# Task prompt
Give the number of lines below that hold the string "icon", and nothing more.

# Entries supplied

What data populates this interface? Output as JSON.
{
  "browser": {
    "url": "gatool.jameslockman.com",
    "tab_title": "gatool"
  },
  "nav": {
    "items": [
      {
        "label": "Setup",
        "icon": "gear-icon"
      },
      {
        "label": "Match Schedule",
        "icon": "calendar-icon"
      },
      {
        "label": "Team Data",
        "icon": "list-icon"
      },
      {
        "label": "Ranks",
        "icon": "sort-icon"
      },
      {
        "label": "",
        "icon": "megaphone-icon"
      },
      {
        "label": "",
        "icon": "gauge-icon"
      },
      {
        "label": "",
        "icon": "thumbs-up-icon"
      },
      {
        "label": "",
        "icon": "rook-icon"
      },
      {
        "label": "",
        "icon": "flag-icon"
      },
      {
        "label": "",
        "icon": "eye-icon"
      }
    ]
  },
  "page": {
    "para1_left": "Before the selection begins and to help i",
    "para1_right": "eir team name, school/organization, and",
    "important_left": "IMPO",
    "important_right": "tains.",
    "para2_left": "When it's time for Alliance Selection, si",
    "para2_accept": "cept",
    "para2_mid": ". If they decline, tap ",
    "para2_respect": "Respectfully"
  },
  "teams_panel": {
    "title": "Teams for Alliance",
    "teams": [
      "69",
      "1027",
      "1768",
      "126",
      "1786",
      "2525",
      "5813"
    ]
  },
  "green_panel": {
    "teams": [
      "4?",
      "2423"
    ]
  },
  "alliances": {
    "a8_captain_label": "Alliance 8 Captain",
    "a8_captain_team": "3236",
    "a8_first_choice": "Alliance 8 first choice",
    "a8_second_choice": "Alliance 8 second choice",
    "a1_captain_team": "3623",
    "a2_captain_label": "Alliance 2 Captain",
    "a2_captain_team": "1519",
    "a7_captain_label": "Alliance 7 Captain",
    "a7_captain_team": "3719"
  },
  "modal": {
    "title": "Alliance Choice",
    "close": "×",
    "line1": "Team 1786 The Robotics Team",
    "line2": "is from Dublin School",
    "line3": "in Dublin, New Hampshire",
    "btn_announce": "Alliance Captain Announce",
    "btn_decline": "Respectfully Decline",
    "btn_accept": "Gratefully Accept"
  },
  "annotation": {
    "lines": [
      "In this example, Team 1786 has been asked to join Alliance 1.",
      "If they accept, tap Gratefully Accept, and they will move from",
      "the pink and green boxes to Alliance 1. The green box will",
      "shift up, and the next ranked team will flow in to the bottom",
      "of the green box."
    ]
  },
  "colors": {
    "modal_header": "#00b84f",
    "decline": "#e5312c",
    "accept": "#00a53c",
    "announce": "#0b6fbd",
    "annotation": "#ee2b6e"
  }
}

# Exercise answer
10